The Waking Land is a gorgeous new fantasy novel from debut author Callie Bates, and it was on my wishlist long before I had the opportunity to read it. There are just certain types of stories, while not entirely groundbreaking or new to the genre, that are just irresistible to me, and this is one of them. The book encompasses a lot of the elements I love, including a courageous heroine, an evocative magic system tied to the living earth, and a complex world built upon the political alliances and animosities between various kingdoms. Things get off to a rather intense start, with the prologue opening on the scene of an interrupted dinner party. Our protagonist Elanna Valtai, five years old at this point, watches as her nurse is murdered in front of her eyes. Meanwhile, King Antoine and the rest of his royal guards are storming the house downstairs, putting an end to her father’s rebellion. To ensure no more attempted uprisings, Elanna’s parents are banished back to their ancestral home of Caeris, while Elanna herself is seized as a hostage, to be raised in the king’s household in Eren. Fourteen years pass. For all that she is an…

0
9/10
Review: Spoonbenders by Daryl Gregory

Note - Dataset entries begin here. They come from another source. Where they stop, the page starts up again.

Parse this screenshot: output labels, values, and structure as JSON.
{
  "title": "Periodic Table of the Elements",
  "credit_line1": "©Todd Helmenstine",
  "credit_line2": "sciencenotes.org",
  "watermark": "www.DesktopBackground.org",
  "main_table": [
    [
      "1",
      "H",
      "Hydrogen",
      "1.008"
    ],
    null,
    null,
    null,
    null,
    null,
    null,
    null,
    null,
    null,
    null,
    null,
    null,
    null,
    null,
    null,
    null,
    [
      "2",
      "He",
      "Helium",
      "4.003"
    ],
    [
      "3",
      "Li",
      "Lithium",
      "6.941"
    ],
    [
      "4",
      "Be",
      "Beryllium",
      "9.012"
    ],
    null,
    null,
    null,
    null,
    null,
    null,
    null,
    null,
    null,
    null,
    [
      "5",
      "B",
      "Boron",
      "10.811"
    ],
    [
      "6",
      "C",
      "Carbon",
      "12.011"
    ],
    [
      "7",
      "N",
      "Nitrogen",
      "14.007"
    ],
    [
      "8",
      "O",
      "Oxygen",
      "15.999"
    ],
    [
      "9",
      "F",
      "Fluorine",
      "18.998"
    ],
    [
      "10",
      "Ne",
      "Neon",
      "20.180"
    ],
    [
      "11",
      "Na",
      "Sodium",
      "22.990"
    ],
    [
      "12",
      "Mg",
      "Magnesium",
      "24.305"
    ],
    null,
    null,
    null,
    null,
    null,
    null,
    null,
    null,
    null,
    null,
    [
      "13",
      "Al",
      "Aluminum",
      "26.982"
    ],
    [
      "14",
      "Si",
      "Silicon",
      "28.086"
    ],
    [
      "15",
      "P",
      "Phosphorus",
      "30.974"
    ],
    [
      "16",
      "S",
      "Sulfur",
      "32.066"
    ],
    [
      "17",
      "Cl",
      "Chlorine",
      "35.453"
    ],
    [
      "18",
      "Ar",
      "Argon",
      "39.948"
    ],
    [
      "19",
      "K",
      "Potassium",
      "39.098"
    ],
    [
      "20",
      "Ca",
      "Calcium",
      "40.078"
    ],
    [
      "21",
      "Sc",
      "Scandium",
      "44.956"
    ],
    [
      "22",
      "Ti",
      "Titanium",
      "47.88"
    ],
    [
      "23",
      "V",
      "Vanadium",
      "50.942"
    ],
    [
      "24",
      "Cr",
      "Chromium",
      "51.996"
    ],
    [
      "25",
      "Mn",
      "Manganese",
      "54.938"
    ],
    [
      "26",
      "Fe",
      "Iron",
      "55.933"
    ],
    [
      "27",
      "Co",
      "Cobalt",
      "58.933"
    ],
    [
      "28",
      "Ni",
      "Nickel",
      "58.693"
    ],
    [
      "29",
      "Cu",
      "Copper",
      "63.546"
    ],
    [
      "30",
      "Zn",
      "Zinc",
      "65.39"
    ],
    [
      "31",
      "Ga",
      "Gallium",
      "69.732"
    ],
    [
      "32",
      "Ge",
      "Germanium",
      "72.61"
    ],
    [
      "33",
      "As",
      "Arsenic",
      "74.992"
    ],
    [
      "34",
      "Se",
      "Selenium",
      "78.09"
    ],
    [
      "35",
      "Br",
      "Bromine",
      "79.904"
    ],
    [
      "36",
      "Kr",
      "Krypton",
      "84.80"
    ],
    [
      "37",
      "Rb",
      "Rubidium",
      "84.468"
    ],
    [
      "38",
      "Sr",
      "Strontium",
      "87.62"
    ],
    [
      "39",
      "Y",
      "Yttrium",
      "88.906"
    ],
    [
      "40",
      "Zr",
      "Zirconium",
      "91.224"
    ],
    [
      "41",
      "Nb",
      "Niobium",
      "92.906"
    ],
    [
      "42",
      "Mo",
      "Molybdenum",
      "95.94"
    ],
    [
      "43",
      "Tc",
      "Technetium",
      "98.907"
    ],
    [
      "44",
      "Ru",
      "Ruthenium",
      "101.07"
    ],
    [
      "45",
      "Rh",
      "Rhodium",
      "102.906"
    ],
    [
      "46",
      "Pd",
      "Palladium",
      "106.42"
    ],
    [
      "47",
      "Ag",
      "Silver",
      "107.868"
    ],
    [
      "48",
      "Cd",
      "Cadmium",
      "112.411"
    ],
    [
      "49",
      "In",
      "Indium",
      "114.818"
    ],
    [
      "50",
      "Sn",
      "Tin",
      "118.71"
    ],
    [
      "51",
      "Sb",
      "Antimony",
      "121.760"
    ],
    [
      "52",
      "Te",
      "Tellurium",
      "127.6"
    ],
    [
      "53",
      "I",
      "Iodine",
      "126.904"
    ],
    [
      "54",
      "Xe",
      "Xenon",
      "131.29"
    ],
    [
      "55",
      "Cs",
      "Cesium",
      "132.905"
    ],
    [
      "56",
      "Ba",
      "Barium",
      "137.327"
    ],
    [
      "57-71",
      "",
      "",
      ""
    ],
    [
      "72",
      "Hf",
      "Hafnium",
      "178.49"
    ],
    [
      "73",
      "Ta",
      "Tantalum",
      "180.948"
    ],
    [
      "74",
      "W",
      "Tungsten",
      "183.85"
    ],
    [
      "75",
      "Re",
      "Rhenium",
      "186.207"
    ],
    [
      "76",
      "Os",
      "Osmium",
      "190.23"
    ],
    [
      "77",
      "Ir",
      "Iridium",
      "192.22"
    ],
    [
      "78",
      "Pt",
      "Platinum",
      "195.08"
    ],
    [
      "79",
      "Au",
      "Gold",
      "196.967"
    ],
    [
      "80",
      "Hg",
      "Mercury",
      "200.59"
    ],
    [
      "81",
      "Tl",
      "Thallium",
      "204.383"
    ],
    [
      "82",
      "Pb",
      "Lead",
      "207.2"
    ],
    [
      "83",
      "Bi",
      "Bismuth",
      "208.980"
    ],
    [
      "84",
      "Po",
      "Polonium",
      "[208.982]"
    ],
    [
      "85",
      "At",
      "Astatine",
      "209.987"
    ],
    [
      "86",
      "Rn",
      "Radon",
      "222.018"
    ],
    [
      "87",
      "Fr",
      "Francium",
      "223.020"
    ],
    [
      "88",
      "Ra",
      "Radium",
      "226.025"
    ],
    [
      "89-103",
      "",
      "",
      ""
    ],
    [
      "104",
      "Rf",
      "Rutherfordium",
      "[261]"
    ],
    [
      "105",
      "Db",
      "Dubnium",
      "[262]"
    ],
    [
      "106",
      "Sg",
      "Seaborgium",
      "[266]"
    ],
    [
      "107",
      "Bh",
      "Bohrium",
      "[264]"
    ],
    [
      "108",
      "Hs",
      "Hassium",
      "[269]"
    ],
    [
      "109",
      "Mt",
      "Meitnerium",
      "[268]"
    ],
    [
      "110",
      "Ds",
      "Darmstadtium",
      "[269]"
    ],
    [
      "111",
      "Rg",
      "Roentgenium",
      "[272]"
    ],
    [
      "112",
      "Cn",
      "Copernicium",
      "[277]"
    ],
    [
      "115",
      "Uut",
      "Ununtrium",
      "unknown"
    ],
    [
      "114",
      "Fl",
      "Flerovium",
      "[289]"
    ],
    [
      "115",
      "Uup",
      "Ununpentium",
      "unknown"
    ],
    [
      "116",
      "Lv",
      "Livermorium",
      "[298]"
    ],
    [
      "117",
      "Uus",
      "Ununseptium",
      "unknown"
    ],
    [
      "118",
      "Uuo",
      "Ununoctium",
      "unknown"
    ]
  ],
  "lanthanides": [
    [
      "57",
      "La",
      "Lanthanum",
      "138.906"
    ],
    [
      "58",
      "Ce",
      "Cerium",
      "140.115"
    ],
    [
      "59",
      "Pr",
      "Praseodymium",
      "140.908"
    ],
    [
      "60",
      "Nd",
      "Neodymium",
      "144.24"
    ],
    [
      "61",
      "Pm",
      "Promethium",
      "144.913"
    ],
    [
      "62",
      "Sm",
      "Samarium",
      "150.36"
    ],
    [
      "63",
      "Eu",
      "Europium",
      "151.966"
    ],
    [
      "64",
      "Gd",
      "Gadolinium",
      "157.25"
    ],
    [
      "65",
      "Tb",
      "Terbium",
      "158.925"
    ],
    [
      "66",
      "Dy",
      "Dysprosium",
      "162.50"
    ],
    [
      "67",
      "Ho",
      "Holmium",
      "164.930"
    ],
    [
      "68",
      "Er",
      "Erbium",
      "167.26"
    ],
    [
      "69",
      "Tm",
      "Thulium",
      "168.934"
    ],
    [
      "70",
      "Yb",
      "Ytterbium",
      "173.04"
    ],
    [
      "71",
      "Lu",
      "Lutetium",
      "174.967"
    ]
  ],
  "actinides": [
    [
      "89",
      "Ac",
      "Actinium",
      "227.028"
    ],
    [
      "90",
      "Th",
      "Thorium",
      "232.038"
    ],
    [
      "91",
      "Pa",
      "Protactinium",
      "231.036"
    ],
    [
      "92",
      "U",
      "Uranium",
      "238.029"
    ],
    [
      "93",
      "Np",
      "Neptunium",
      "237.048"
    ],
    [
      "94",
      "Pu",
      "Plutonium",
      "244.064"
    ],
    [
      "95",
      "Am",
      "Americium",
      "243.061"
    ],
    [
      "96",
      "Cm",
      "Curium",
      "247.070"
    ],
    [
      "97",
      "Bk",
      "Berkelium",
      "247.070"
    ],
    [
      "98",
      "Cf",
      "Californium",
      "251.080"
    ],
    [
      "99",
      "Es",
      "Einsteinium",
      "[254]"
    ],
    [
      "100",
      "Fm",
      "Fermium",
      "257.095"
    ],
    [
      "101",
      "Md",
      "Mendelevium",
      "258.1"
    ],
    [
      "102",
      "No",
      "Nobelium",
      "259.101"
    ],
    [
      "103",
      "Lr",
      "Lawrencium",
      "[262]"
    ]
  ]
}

Reviews / June 26, 2017

What do you get when you mix clairvoyance and psychokinesis with Cold War secret agents, the Chicago mob, shady con artists, and a dysfunctional family undergoing a crisis of zany proportions? You get Spoonbenders, a wildly original, humorous, and unexpectedly heartwarming tale of paranormal drama. This book had everything in it—and I do mean EVERYTHING—but I’ve seen Daryl Gregory pull off some pretty amazing things with an even stranger mishmash of ideas, so I never doubted for a second that he would be able to pull this off. Spoonbenders introduces us to the Telemachus family, whose members made brief waves in the 70s by dazzling late-night talk show audiences with their amazing psychic abilities. At the head of this act is Teddy Telemachus, who ironically is the only one with no real power of his own, though he does make up for it by being a smooth and charismatic master swindler. The true talent was his wife Maureen, who is said to be the most powerful psychic in the world. And in their individual ways, each of their children inherited a bit of their mother’s gifts: Irene is a human lie detector, able to fox out the smallest insincerities or…